“Despite the strong policy push to create more private sector Saudi jobs, and to reduce reliance on foreign labour, the latest labour market data indicate that these efforts have not been sufficient to meet the burgeoning Saudi demand for employment,” HSBC said in a research note. “Although structural change was always going to take time, there is little in the data to suggest that the impediments to more rapid ‘Saudisation’ have started to ease.” Part of Prince Mohammed’s ambitious plan to modernise the nation and decrease its dependence on oil includes creating 1.2m private sector jobs and reducing unemployment to 9 per cent by 2020.-FT, July 2018
Just got word that indeed Saudis are telling their students (16,000+) in Canada to return home. Scholarships will be rescinded. This is awful for these students, many who are not likely to be in Canada over the summer but now scrambling with what to do with their lives. Unjust!
— Bessma Momani (@b_momani) August 6, 2018
When Saudi started its diplomatic spat with Qatar, it called its students in Qatar to return home. Canada has tens of thousands of Saudi students. As a professor & humanist, I hope the Saudis don’t do the same with Canada. Not fair to youth who just want to better their futures
— Bessma Momani (@b_momani) August 6, 2018

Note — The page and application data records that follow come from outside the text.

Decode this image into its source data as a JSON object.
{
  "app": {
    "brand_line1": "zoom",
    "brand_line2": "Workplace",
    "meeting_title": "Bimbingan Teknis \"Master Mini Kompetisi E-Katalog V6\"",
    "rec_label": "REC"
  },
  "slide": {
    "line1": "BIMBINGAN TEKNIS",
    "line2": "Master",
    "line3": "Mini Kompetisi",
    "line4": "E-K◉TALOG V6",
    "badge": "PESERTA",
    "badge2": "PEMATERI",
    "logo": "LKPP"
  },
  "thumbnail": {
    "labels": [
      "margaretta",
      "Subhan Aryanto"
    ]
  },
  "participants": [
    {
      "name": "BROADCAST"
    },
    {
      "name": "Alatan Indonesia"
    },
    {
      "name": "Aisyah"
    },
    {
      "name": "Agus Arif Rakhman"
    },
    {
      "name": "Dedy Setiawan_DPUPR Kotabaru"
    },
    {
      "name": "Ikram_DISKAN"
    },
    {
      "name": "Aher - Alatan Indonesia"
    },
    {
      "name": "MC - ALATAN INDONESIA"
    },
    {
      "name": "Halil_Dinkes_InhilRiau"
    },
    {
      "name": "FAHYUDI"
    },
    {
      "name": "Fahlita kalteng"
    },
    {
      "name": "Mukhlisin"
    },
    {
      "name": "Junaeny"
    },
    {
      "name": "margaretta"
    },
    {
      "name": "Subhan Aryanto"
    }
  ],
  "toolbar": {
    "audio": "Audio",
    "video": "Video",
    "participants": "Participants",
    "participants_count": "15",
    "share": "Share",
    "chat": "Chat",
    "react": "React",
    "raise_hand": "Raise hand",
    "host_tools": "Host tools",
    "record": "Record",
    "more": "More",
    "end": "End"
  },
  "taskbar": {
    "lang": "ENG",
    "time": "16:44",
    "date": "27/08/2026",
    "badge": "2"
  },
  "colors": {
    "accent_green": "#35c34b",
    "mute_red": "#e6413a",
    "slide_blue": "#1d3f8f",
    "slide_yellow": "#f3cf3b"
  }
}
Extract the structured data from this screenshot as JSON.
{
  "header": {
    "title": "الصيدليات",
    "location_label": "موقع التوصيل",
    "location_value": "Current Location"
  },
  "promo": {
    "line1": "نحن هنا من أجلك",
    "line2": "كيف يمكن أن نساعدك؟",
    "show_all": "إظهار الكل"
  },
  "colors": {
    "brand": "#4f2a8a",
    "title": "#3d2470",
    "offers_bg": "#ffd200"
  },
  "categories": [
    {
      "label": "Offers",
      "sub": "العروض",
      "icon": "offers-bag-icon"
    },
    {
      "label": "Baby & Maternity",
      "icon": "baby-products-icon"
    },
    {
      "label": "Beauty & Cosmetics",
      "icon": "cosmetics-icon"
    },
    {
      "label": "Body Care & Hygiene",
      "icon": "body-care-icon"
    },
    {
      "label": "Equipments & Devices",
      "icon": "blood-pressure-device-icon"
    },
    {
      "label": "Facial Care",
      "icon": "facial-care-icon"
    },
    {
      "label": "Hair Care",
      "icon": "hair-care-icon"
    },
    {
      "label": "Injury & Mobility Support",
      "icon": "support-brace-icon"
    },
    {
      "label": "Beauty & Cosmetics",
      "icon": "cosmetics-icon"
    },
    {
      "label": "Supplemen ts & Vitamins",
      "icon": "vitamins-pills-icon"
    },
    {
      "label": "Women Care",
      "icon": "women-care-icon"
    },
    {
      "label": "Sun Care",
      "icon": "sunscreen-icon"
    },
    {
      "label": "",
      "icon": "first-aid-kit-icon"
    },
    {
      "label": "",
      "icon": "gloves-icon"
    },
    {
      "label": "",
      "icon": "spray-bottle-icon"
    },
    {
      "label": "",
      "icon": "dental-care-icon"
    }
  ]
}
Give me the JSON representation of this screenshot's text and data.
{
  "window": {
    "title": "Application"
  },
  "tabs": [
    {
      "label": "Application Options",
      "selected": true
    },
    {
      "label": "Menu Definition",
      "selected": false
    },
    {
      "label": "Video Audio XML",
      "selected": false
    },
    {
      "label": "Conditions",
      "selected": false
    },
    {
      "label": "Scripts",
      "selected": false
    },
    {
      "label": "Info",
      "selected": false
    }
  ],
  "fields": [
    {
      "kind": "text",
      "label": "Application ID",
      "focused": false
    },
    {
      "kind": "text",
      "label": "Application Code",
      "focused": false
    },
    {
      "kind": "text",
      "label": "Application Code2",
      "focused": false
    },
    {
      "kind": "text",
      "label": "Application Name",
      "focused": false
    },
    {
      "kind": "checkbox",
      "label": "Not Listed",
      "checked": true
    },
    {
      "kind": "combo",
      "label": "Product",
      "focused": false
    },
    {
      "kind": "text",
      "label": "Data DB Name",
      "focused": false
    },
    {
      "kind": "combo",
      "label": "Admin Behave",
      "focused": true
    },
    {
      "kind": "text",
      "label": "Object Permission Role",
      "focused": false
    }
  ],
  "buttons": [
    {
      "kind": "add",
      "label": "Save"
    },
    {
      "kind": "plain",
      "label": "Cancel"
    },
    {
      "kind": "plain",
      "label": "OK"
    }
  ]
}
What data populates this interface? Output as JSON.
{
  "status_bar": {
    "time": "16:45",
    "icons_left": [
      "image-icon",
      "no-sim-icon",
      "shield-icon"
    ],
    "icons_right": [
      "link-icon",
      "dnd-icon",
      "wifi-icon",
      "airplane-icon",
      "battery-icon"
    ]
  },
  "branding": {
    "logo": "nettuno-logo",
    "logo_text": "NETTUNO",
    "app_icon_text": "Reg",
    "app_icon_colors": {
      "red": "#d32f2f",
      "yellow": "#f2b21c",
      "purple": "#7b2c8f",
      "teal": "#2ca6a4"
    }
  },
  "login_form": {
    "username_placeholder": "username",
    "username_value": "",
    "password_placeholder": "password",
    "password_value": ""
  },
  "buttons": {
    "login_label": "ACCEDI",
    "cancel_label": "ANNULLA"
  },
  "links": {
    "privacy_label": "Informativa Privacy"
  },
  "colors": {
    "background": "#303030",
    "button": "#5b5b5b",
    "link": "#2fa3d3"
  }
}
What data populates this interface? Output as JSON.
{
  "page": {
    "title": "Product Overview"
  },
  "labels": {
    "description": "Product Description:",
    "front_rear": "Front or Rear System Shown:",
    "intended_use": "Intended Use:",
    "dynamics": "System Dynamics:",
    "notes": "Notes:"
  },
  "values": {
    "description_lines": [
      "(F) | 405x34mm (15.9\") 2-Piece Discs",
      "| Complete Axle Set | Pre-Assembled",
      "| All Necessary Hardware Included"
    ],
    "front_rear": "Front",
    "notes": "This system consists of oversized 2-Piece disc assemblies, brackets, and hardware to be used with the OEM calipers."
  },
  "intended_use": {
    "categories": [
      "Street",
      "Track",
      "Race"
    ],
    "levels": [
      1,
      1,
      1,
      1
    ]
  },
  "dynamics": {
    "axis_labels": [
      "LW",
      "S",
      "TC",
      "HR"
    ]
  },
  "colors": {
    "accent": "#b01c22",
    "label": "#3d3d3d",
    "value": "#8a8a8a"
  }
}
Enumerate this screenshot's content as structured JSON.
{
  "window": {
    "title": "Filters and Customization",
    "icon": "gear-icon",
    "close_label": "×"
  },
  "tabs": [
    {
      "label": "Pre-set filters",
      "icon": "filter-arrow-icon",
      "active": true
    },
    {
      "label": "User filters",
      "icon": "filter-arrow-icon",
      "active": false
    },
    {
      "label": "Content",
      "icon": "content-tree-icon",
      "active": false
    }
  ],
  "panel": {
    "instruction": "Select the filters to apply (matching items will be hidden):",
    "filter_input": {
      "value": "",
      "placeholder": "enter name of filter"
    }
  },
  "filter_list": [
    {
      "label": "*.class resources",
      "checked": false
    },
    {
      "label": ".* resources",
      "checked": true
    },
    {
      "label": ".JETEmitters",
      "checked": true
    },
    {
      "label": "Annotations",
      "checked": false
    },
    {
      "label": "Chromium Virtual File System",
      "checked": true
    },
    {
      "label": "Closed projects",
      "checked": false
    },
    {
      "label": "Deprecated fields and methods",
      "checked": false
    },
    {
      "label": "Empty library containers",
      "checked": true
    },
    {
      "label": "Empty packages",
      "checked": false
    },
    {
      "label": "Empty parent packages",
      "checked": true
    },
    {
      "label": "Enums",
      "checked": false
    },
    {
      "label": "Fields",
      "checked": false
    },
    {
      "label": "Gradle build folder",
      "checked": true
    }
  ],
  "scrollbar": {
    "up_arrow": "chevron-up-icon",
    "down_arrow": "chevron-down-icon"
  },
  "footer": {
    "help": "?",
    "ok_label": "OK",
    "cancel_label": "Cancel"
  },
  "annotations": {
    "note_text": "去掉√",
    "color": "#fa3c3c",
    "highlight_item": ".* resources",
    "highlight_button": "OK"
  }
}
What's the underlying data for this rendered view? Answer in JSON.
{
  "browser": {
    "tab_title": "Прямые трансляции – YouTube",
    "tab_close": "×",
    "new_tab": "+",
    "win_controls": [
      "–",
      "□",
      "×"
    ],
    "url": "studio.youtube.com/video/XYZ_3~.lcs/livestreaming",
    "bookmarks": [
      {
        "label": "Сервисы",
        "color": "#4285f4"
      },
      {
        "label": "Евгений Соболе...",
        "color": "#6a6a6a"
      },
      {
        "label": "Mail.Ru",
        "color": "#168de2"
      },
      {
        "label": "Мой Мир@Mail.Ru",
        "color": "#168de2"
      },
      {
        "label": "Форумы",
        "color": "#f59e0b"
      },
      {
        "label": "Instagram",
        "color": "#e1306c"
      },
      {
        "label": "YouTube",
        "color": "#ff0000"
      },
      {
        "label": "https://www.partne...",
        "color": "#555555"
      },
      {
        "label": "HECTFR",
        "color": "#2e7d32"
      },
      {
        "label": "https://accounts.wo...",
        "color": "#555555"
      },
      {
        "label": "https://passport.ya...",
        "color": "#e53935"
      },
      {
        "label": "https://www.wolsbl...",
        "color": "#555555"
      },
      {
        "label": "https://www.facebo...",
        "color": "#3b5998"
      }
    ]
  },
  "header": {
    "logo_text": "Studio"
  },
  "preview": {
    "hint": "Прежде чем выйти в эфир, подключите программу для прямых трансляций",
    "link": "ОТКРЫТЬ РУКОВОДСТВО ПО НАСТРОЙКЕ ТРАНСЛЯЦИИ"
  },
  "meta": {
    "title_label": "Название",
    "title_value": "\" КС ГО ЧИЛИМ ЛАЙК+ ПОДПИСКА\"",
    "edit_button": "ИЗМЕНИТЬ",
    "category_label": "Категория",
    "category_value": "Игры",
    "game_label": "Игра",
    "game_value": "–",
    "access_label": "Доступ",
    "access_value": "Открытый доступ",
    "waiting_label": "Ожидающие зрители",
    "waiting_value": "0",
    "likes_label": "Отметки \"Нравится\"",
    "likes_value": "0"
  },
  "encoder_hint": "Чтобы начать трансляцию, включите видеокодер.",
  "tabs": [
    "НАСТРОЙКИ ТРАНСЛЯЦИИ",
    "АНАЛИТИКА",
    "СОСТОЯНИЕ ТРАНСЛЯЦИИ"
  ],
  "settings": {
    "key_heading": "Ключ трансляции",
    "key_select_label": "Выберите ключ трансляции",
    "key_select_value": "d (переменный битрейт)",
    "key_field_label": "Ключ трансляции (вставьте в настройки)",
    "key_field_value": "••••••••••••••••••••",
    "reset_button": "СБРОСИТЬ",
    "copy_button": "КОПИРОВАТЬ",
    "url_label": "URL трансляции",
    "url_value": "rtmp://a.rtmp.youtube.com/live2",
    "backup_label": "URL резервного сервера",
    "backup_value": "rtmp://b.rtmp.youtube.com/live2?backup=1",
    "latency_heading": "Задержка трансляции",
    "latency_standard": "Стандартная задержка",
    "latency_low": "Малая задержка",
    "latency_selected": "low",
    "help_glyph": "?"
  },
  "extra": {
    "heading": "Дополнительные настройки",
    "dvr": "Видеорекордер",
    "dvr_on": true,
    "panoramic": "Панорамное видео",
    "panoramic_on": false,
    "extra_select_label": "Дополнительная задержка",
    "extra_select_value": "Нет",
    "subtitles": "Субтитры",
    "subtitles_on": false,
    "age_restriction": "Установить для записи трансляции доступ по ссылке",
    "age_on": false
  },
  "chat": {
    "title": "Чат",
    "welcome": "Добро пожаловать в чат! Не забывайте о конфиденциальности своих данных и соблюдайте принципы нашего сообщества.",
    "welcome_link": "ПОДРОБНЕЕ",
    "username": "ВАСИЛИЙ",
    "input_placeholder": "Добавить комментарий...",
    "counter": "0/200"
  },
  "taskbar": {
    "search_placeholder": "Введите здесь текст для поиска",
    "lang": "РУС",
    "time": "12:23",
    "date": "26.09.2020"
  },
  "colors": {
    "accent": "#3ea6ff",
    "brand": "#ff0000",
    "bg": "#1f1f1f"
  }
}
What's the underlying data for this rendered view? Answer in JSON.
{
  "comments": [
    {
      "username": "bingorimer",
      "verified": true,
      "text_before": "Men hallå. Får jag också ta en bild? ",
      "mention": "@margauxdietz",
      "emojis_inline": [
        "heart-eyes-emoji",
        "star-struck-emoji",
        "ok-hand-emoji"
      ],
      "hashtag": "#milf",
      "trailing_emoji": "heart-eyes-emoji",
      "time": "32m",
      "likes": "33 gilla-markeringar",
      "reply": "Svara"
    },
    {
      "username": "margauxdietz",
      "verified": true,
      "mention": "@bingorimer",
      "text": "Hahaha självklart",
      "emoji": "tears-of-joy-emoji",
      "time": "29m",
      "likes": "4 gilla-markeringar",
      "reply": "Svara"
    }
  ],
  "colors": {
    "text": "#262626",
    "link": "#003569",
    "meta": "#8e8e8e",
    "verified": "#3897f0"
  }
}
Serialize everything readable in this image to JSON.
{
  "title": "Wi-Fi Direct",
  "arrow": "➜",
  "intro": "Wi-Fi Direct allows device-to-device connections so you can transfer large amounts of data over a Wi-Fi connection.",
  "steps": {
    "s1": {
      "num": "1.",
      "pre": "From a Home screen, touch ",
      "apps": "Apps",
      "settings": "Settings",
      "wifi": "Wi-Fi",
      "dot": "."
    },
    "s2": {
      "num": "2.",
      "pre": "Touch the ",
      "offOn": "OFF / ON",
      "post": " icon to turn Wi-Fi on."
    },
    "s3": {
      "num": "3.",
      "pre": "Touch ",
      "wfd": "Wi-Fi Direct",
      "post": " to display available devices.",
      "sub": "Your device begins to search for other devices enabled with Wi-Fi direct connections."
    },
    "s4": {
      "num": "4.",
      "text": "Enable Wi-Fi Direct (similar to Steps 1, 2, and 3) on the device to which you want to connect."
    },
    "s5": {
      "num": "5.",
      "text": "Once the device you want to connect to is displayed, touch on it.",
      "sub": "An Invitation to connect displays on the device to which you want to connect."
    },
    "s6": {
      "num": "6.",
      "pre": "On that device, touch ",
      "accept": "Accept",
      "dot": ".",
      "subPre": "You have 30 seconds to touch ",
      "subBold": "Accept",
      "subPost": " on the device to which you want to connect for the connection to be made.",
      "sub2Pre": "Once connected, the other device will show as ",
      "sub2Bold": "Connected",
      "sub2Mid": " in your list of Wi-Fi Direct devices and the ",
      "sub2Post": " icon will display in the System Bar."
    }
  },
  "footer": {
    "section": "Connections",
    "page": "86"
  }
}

In southern Ontario, the University of Toronto says there are 77 undergraduate and graduate Saudi students currently enrolled, as well as 216 medical residents who are being trained in hospitals affiliated with the school under a long-standing program.
Additionally, there are 115 Saudi students at York University, and 27 at Centennial College.
“Our immediate focus will be on supporting our students. We will be reaching out to them over the next few days,” said Janice Wells, spokesperson for York University. -CBC
News flowing out of Qatar & Turkey that they will both increase their student scholarship to Canada to compensate for saudi arabia idiotic actions.
Perfect timing as Erdogan and Tamim look to inc ties with Canada.
Qatar/ Turkey /Canada =1
saudi = 0
— Tim Watson (@truthsayer_au) August 7, 2018
Canada trains more Saudi medical students than anywhere else. If the Saudis want to cut ties over our human rights advocacy, fine, but then why should we train their doctors? https://t.co/PYoMNgFotD #cdnpoli #SaudiArabia https://t.co/411Ud63isI
— Amir Attaran (@profamirattaran) August 6, 2018
*I’m not clear where @b_momani got the 16,000 number from. I can find sources putting Saudi students in Canada as high as 8,000 (plus 6,400 dependents). Either way, 8 to 16,000 is substantial.
— Daniel Munro (@dk_munro) August 6, 2018
For those wondering why we shouldn’t build an economy around foreign money from countries without democracy, this it. Any time a dictator has a fit, they attack our economy.
— Stephen Punwasi (@StephenPunwasi) August 6, 2018